Last week I went to a local Laundromat to wash three quilts that were too big for our home washing machine. I picked a particular Laundromat with the help of online reviews. According to Yelp, the attendant at this particular Laundromat—Helen is her name—made it one of the best spots in town.
The Laundromat opened at 6 a.m. but the attendant started her day at 8 a.m. I had arrived before 8 and set the quilts to wash, with no one else in the Laundromat. Once Helen arrived she began bustling around the machines, wiping down the sorting tables, turning on fans and the like.
A young man came in, with no obvious load of laundry. Helen welcomed him and opened the “see attendant for key” restroom, telling him to leave his backpack nearby so she could watch it for him. Not long after he left, having done no laundry, the scene was repeated, this time with a young couple. I came to realize these folks were likely homeless. Shelter options for the homeless in our community during the summer months are few. Helen was graciously providing a much needed service that had nothing to do with laundry—a clean and safe restroom offered up with a welcoming smile and a measure of dignity.
I can’t help but think about all the Helens out there who take a job and make it their ministry.
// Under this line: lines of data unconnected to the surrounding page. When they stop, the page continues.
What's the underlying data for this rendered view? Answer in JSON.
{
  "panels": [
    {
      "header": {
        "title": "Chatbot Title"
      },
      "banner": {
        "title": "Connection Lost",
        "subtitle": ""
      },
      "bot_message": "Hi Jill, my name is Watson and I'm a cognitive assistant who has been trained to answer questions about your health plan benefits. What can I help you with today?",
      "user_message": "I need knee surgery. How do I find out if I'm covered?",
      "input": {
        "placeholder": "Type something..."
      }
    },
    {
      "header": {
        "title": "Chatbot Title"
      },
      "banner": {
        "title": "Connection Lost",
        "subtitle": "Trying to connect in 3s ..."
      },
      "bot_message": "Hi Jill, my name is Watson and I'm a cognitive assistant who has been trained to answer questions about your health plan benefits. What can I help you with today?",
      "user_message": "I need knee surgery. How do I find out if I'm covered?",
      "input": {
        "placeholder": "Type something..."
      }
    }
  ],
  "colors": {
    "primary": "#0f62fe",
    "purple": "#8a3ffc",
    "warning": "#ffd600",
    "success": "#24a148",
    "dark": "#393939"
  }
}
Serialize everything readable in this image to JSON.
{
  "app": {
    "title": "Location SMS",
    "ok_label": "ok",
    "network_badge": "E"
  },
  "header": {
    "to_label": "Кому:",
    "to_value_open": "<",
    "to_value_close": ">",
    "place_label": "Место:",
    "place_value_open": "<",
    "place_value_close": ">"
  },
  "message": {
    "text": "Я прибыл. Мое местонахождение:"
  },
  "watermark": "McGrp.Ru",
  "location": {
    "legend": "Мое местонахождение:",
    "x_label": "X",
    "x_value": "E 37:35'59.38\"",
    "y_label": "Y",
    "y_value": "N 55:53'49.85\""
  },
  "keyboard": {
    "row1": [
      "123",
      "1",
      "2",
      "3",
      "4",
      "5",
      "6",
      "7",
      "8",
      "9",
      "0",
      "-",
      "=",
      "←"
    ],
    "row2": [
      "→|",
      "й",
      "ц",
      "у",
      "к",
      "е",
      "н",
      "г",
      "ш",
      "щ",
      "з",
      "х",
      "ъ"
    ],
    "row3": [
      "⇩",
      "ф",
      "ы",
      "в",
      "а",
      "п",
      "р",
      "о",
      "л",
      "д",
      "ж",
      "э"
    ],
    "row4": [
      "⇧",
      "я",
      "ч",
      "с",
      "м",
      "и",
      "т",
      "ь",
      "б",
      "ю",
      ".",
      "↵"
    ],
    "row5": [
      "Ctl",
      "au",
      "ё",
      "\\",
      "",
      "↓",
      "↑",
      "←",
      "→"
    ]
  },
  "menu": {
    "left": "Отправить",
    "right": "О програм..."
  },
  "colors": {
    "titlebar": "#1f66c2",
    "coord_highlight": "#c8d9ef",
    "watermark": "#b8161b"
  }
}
You might say that Helen and those like her take the secular and make it sacred.
As we observe Labor Day today, I encourage us all to re-read the ELCA Social Statement, Sufficient, Sustainable Livelihood for All, adopted by the Churchwide Assembly in 1999. There we, as a church, confess, “We tend to view economic life by how it affects us personally. The cross of Christ challenges Christians to view this arena through the experience of those of us who are impoverished, suffering, broken, betrayed, left out, without hope.”
If we view economic life as Helen does, through the experience of those of us who are impoverished, suffering, homeless, without hope, how can we take the secular in our lives and make it sacred?
Linda Post Bushkofsky is executive director.
Photo by author. Used with permission.